→ EXERCISE GOAL
Every entry needs to be written out again exactly, with its pictures removed.

→ MATERIAL PROVIDED
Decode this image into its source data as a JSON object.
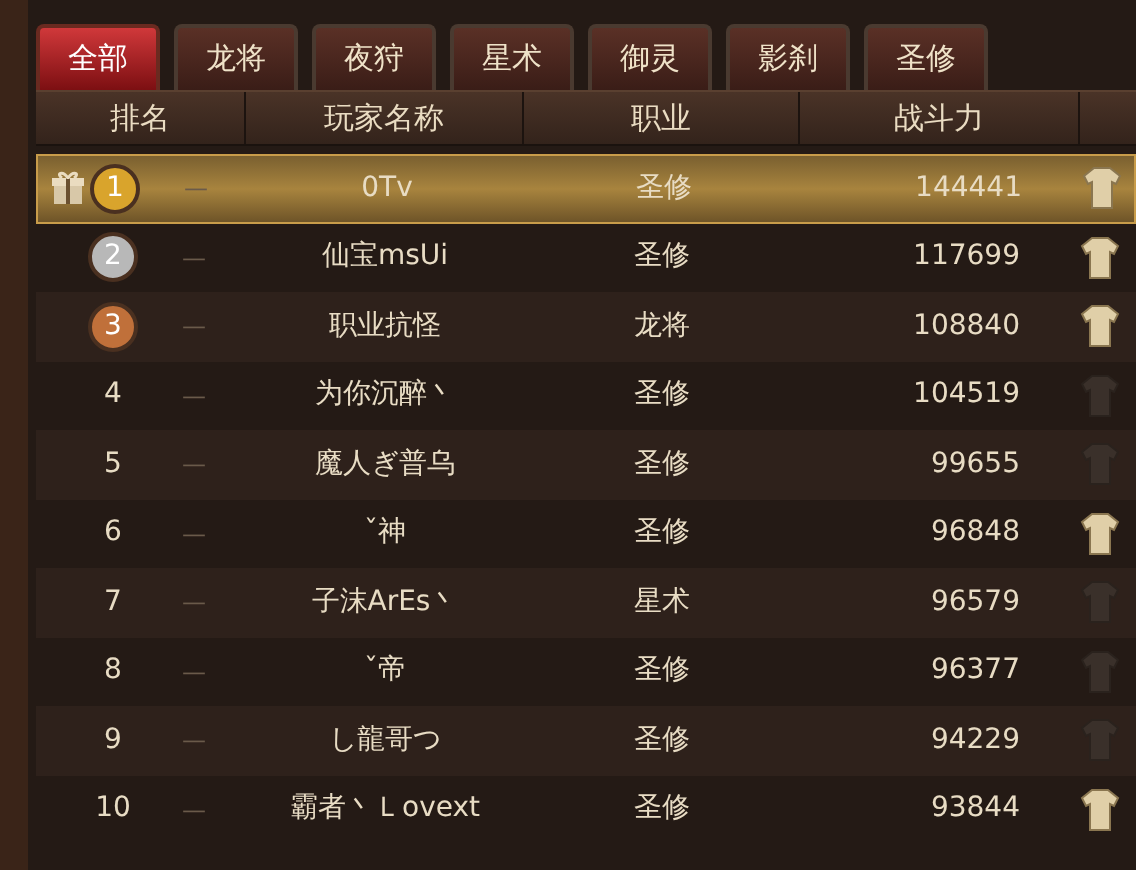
{
  "tabs": [
    {
      "label": "全部",
      "selected": true
    },
    {
      "label": "龙将",
      "selected": false
    },
    {
      "label": "夜狩",
      "selected": false
    },
    {
      "label": "星术",
      "selected": false
    },
    {
      "label": "御灵",
      "selected": false
    },
    {
      "label": "影刹",
      "selected": false
    },
    {
      "label": "圣修",
      "selected": false
    }
  ],
  "table": {
    "columns": [
      "排名",
      "玩家名称",
      "职业",
      "战斗力"
    ],
    "rows": [
      {
        "rank": "1",
        "color": "#d9a42c",
        "gift": true,
        "trend": "—",
        "name": "0Tv",
        "class": "圣修",
        "power": "144441",
        "outfit_lit": true,
        "selected": true
      },
      {
        "rank": "2",
        "color": "#b8b8b8",
        "gift": false,
        "trend": "—",
        "name": "仙宝msUi",
        "class": "圣修",
        "power": "117699",
        "outfit_lit": true,
        "selected": false
      },
      {
        "rank": "3",
        "color": "#c0703a",
        "gift": false,
        "trend": "—",
        "name": "职业抗怪",
        "class": "龙将",
        "power": "108840",
        "outfit_lit": true,
        "selected": false
      },
      {
        "rank": "4",
        "gift": false,
        "trend": "—",
        "name": "为你沉醉丶",
        "class": "圣修",
        "power": "104519",
        "outfit_lit": false,
        "selected": false
      },
      {
        "rank": "5",
        "gift": false,
        "trend": "—",
        "name": "魔人ぎ普乌",
        "class": "圣修",
        "power": "99655",
        "outfit_lit": false,
        "selected": false
      },
      {
        "rank": "6",
        "gift": false,
        "trend": "—",
        "name": "ˇ神",
        "class": "圣修",
        "power": "96848",
        "outfit_lit": true,
        "selected": false
      },
      {
        "rank": "7",
        "gift": false,
        "trend": "—",
        "name": "子沫ArEs丶",
        "class": "星术",
        "power": "96579",
        "outfit_lit": false,
        "selected": false
      },
      {
        "rank": "8",
        "gift": false,
        "trend": "—",
        "name": "ˇ帝",
        "class": "圣修",
        "power": "96377",
        "outfit_lit": false,
        "selected": false
      },
      {
        "rank": "9",
        "gift": false,
        "trend": "—",
        "name": "し龍哥つ",
        "class": "圣修",
        "power": "94229",
        "outfit_lit": false,
        "selected": false
      },
      {
        "rank": "10",
        "gift": false,
        "trend": "—",
        "name": "霸者丶Ｌovext",
        "class": "圣修",
        "power": "93844",
        "outfit_lit": true,
        "selected": false
      }
    ]
  }
}
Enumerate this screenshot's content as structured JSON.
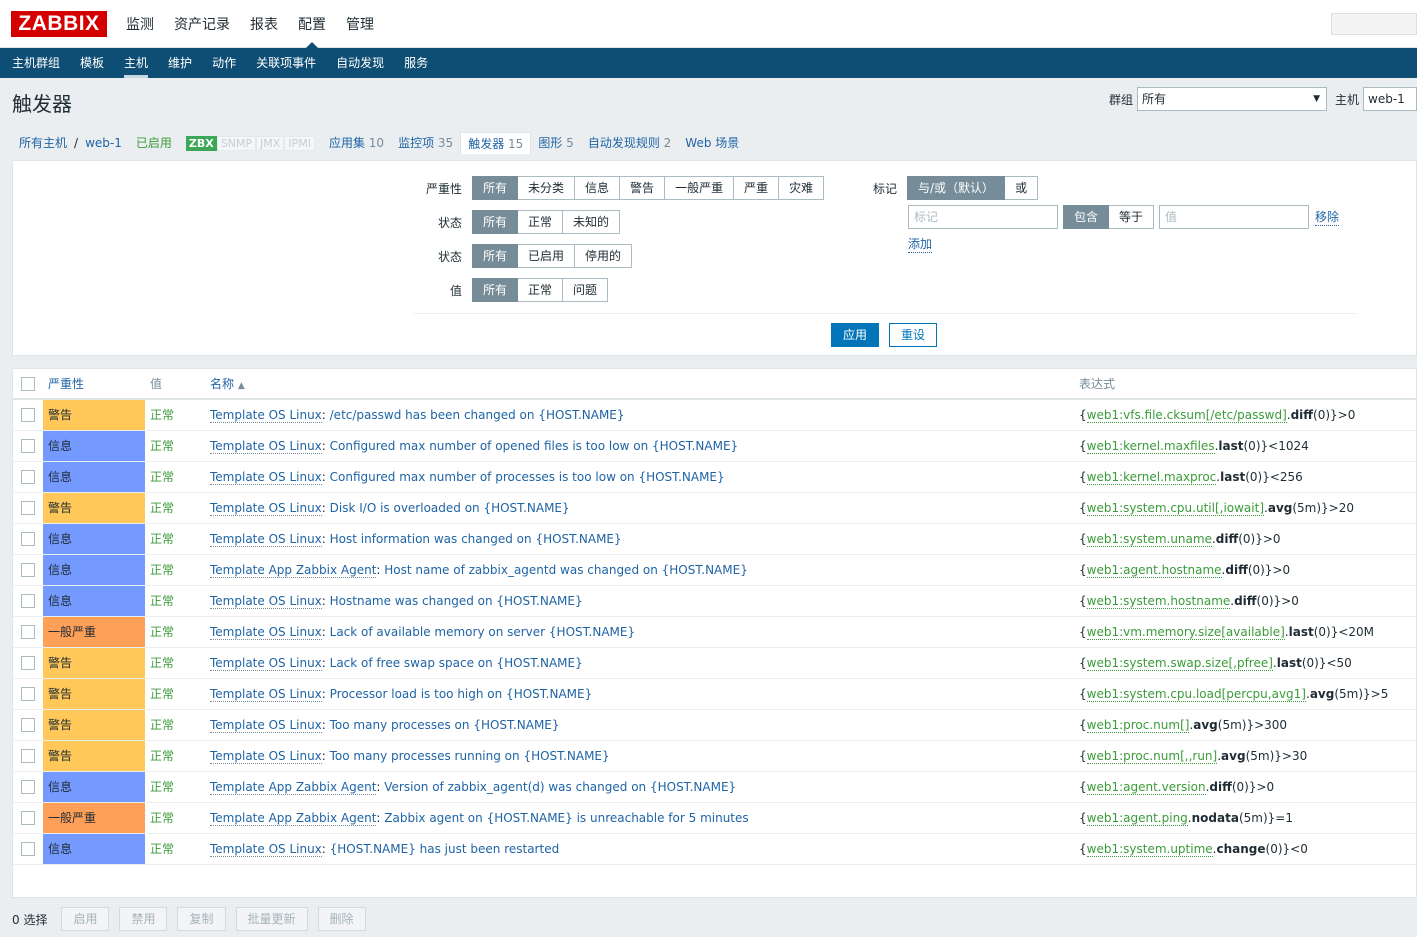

→ SOLVED PROBLEM
Decode this image into its source data as a JSON object.
{
  "tabs": [
    {
      "label": "全部",
      "selected": true
    },
    {
      "label": "龙将",
      "selected": false
    },
    {
      "label": "夜狩",
      "selected": false
    },
    {
      "label": "星术",
      "selected": false
    },
    {
      "label": "御灵",
      "selected": false
    },
    {
      "label": "影刹",
      "selected": false
    },
    {
      "label": "圣修",
      "selected": false
    }
  ],
  "table": {
    "columns": [
      "排名",
      "玩家名称",
      "职业",
      "战斗力"
    ],
    "rows": [
      {
        "rank": "1",
        "color": "#d9a42c",
        "gift": true,
        "trend": "—",
        "name": "0Tv",
        "class": "圣修",
        "power": "144441",
        "outfit_lit": true,
        "selected": true
      },
      {
        "rank": "2",
        "color": "#b8b8b8",
        "gift": false,
        "trend": "—",
        "name": "仙宝msUi",
        "class": "圣修",
        "power": "117699",
        "outfit_lit": true,
        "selected": false
      },
      {
        "rank": "3",
        "color": "#c0703a",
        "gift": false,
        "trend": "—",
        "name": "职业抗怪",
        "class": "龙将",
        "power": "108840",
        "outfit_lit": true,
        "selected": false
      },
      {
        "rank": "4",
        "gift": false,
        "trend": "—",
        "name": "为你沉醉丶",
        "class": "圣修",
        "power": "104519",
        "outfit_lit": false,
        "selected": false
      },
      {
        "rank": "5",
        "gift": false,
        "trend": "—",
        "name": "魔人ぎ普乌",
        "class": "圣修",
        "power": "99655",
        "outfit_lit": false,
        "selected": false
      },
      {
        "rank": "6",
        "gift": false,
        "trend": "—",
        "name": "ˇ神",
        "class": "圣修",
        "power": "96848",
        "outfit_lit": true,
        "selected": false
      },
      {
        "rank": "7",
        "gift": false,
        "trend": "—",
        "name": "子沫ArEs丶",
        "class": "星术",
        "power": "96579",
        "outfit_lit": false,
        "selected": false
      },
      {
        "rank": "8",
        "gift": false,
        "trend": "—",
        "name": "ˇ帝",
        "class": "圣修",
        "power": "96377",
        "outfit_lit": false,
        "selected": false
      },
      {
        "rank": "9",
        "gift": false,
        "trend": "—",
        "name": "し龍哥つ",
        "class": "圣修",
        "power": "94229",
        "outfit_lit": false,
        "selected": false
      },
      {
        "rank": "10",
        "gift": false,
        "trend": "—",
        "name": "霸者丶Ｌovext",
        "class": "圣修",
        "power": "93844",
        "outfit_lit": true,
        "selected": false
      }
    ]
  }
}
Enumerate this screenshot's content as structured JSON.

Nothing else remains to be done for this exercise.